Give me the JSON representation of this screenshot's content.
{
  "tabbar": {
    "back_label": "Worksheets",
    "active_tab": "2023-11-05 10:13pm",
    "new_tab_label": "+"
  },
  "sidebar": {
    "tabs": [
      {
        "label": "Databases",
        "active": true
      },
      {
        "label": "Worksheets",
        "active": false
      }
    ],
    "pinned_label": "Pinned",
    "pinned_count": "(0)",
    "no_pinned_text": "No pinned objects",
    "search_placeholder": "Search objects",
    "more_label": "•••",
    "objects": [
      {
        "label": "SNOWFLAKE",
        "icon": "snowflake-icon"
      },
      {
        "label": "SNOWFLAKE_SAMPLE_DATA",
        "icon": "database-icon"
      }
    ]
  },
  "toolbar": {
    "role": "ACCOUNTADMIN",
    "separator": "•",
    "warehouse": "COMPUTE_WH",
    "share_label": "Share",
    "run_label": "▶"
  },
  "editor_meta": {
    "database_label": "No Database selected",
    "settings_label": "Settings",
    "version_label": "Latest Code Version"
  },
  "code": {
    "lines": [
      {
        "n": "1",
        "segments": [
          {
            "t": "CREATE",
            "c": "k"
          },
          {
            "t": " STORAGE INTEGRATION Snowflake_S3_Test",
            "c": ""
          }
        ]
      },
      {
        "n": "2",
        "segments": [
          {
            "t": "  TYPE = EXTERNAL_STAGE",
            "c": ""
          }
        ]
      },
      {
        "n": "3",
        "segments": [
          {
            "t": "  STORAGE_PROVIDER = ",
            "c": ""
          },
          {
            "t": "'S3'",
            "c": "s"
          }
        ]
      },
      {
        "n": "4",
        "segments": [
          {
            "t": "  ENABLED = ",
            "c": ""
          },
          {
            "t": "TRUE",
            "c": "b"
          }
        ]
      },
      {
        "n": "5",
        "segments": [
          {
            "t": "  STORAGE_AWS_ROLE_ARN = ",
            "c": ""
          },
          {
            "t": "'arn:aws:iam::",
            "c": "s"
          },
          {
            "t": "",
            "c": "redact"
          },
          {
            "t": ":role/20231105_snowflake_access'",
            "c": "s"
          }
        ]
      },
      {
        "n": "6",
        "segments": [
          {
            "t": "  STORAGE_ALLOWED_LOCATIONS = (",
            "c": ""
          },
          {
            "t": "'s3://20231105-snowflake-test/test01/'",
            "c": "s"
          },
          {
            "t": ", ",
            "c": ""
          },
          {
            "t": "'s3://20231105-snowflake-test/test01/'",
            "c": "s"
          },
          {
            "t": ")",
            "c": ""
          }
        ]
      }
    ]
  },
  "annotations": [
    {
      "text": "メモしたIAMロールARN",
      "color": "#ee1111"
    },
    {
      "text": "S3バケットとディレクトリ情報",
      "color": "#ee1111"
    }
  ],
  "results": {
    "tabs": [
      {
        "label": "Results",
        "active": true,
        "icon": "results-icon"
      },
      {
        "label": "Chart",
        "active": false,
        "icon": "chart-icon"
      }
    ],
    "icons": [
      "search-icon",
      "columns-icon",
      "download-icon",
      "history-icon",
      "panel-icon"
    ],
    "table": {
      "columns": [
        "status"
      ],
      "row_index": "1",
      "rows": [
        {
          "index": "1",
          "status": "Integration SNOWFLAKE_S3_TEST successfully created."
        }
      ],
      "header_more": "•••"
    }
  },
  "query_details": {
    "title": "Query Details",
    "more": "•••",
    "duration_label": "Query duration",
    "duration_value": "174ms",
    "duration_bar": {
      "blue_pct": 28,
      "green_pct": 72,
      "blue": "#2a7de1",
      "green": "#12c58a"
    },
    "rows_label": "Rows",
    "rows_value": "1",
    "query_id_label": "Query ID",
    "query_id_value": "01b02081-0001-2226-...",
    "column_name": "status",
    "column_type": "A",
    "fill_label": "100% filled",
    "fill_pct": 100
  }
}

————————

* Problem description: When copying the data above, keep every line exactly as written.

* Finished exercise:
Give me the JSON representation of this screenshot's content.
{
  "tabbar": {
    "back_label": "Worksheets",
    "active_tab": "2023-11-05 10:13pm",
    "new_tab_label": "+"
  },
  "sidebar": {
    "tabs": [
      {
        "label": "Databases",
        "active": true
      },
      {
        "label": "Worksheets",
        "active": false
      }
    ],
    "pinned_label": "Pinned",
    "pinned_count": "(0)",
    "no_pinned_text": "No pinned objects",
    "search_placeholder": "Search objects",
    "more_label": "•••",
    "objects": [
      {
        "label": "SNOWFLAKE",
        "icon": "snowflake-icon"
      },
      {
        "label": "SNOWFLAKE_SAMPLE_DATA",
        "icon": "database-icon"
      }
    ]
  },
  "toolbar": {
    "role": "ACCOUNTADMIN",
    "separator": "•",
    "warehouse": "COMPUTE_WH",
    "share_label": "Share",
    "run_label": "▶"
  },
  "editor_meta": {
    "database_label": "No Database selected",
    "settings_label": "Settings",
    "version_label": "Latest Code Version"
  },
  "code": {
    "lines": [
      {
        "n": "1",
        "segments": [
          {
            "t": "CREATE",
            "c": "k"
          },
          {
            "t": " STORAGE INTEGRATION Snowflake_S3_Test",
            "c": ""
          }
        ]
      },
      {
        "n": "2",
        "segments": [
          {
            "t": "  TYPE = EXTERNAL_STAGE",
            "c": ""
          }
        ]
      },
      {
        "n": "3",
        "segments": [
          {
            "t": "  STORAGE_PROVIDER = ",
            "c": ""
          },
          {
            "t": "'S3'",
            "c": "s"
          }
        ]
      },
      {
        "n": "4",
        "segments": [
          {
            "t": "  ENABLED = ",
            "c": ""
          },
          {
            "t": "TRUE",
            "c": "b"
          }
        ]
      },
      {
        "n": "5",
        "segments": [
          {
            "t": "  STORAGE_AWS_ROLE_ARN = ",
            "c": ""
          },
          {
            "t": "'arn:aws:iam::",
            "c": "s"
          },
          {
            "t": "",
            "c": "redact"
          },
          {
            "t": ":role/20231105_snowflake_access'",
            "c": "s"
          }
        ]
      },
      {
        "n": "6",
        "segments": [
          {
            "t": "  STORAGE_ALLOWED_LOCATIONS = (",
            "c": ""
          },
          {
            "t": "'s3://20231105-snowflake-test/test01/'",
            "c": "s"
          },
          {
            "t": ", ",
            "c": ""
          },
          {
            "t": "'s3://20231105-snowflake-test/test01/'",
            "c": "s"
          },
          {
            "t": ")",
            "c": ""
          }
        ]
      }
    ]
  },
  "annotations": [
    {
      "text": "メモしたIAMロールARN",
      "color": "#ee1111"
    },
    {
      "text": "S3バケットとディレクトリ情報",
      "color": "#ee1111"
    }
  ],
  "results": {
    "tabs": [
      {
        "label": "Results",
        "active": true,
        "icon": "results-icon"
      },
      {
        "label": "Chart",
        "active": false,
        "icon": "chart-icon"
      }
    ],
    "icons": [
      "search-icon",
      "columns-icon",
      "download-icon",
      "history-icon",
      "panel-icon"
    ],
    "table": {
      "columns": [
        "status"
      ],
      "row_index": "1",
      "rows": [
        {
          "index": "1",
          "status": "Integration SNOWFLAKE_S3_TEST successfully created."
        }
      ],
      "header_more": "•••"
    }
  },
  "query_details": {
    "title": "Query Details",
    "more": "•••",
    "duration_label": "Query duration",
    "duration_value": "174ms",
    "duration_bar": {
      "blue_pct": 28,
      "green_pct": 72,
      "blue": "#2a7de1",
      "green": "#12c58a"
    },
    "rows_label": "Rows",
    "rows_value": "1",
    "query_id_label": "Query ID",
    "query_id_value": "01b02081-0001-2226-...",
    "column_name": "status",
    "column_type": "A",
    "fill_label": "100% filled",
    "fill_pct": 100
  }
}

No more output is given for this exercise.